■ **SUPPLIED INFORMATION**
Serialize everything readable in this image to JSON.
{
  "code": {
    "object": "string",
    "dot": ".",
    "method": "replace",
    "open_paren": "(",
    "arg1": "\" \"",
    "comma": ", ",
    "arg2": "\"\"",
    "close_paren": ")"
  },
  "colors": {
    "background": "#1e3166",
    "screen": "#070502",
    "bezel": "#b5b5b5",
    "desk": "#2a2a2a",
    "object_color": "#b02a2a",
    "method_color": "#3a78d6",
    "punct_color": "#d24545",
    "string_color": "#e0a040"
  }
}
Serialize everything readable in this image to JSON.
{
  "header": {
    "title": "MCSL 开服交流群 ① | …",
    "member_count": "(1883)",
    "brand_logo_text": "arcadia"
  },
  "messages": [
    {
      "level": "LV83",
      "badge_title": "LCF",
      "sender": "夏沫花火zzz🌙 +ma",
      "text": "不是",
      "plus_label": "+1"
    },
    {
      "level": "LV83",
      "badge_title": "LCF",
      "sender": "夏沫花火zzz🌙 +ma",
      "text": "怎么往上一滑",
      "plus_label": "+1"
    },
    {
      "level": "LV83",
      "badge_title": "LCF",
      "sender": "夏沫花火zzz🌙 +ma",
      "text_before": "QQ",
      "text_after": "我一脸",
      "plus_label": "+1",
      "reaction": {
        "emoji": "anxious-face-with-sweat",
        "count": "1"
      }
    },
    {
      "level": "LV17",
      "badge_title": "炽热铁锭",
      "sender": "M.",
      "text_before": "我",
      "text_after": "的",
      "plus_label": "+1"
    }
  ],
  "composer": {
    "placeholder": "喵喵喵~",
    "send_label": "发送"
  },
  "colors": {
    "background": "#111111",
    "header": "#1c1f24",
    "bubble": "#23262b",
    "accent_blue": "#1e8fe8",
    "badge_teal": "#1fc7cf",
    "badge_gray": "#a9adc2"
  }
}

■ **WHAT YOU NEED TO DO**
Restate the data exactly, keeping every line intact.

■ **RESPONSE**
Serialize everything readable in this image to JSON.
{
  "code": {
    "object": "string",
    "dot": ".",
    "method": "replace",
    "open_paren": "(",
    "arg1": "\" \"",
    "comma": ", ",
    "arg2": "\"\"",
    "close_paren": ")"
  },
  "colors": {
    "background": "#1e3166",
    "screen": "#070502",
    "bezel": "#b5b5b5",
    "desk": "#2a2a2a",
    "object_color": "#b02a2a",
    "method_color": "#3a78d6",
    "punct_color": "#d24545",
    "string_color": "#e0a040"
  }
}
Serialize everything readable in this image to JSON.
{
  "header": {
    "title": "MCSL 开服交流群 ① | …",
    "member_count": "(1883)",
    "brand_logo_text": "arcadia"
  },
  "messages": [
    {
      "level": "LV83",
      "badge_title": "LCF",
      "sender": "夏沫花火zzz🌙 +ma",
      "text": "不是",
      "plus_label": "+1"
    },
    {
      "level": "LV83",
      "badge_title": "LCF",
      "sender": "夏沫花火zzz🌙 +ma",
      "text": "怎么往上一滑",
      "plus_label": "+1"
    },
    {
      "level": "LV83",
      "badge_title": "LCF",
      "sender": "夏沫花火zzz🌙 +ma",
      "text_before": "QQ",
      "text_after": "我一脸",
      "plus_label": "+1",
      "reaction": {
        "emoji": "anxious-face-with-sweat",
        "count": "1"
      }
    },
    {
      "level": "LV17",
      "badge_title": "炽热铁锭",
      "sender": "M.",
      "text_before": "我",
      "text_after": "的",
      "plus_label": "+1"
    }
  ],
  "composer": {
    "placeholder": "喵喵喵~",
    "send_label": "发送"
  },
  "colors": {
    "background": "#111111",
    "header": "#1c1f24",
    "bubble": "#23262b",
    "accent_blue": "#1e8fe8",
    "badge_teal": "#1fc7cf",
    "badge_gray": "#a9adc2"
  }
}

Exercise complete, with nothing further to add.